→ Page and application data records

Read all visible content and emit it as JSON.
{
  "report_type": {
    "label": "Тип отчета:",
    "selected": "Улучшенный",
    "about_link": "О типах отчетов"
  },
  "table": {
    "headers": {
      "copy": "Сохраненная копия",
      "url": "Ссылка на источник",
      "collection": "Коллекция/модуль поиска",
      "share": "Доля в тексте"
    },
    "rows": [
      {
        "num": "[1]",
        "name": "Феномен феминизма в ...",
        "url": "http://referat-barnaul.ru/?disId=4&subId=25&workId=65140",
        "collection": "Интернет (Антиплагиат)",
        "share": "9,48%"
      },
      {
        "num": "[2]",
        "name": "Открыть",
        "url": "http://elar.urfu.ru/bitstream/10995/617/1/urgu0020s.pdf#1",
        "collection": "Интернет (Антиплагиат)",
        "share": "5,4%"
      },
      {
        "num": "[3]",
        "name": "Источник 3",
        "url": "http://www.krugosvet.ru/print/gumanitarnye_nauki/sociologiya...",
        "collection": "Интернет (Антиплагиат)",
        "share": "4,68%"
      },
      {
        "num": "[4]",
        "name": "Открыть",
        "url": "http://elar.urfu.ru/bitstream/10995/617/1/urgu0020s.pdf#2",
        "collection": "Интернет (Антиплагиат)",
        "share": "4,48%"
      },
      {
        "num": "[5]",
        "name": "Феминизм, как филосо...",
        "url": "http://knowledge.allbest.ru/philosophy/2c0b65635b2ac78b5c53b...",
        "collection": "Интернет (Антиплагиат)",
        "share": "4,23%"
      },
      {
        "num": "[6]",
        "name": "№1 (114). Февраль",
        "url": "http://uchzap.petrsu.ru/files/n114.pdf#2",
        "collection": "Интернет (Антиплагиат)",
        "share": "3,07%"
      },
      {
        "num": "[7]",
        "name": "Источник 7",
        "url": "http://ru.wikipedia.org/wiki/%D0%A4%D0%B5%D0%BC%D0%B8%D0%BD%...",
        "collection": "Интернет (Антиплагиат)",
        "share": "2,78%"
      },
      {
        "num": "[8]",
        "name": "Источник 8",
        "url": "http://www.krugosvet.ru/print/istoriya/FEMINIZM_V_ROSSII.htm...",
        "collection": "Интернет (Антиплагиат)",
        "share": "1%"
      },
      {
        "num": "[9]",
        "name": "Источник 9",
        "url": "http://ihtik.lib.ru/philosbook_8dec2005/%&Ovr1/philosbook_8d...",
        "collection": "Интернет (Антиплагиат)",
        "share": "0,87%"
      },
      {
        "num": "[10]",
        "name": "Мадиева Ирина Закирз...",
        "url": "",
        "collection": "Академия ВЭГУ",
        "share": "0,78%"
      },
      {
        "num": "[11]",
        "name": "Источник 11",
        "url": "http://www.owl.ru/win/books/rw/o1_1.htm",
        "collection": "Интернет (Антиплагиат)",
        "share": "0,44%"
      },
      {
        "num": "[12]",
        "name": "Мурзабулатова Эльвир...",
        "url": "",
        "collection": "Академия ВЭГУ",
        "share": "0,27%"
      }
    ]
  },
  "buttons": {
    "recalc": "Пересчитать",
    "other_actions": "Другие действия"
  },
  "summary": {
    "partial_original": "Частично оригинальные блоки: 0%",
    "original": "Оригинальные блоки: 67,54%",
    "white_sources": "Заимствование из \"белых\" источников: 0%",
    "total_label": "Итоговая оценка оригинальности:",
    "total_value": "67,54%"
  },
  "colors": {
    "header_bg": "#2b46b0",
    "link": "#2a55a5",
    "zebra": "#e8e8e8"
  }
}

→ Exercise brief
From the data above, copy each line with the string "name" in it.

→ Response
        "name": "Феномен феминизма в ...",
        "name": "Открыть",
        "name": "Источник 3",
        "name": "Открыть",
        "name": "Феминизм, как филосо...",
        "name": "№1 (114). Февраль",
        "name": "Источник 7",
        "name": "Источник 8",
        "name": "Источник 9",
        "name": "Мадиева Ирина Закирз...",
        "name": "Источник 11",
        "name": "Мурзабулатова Эльвир...",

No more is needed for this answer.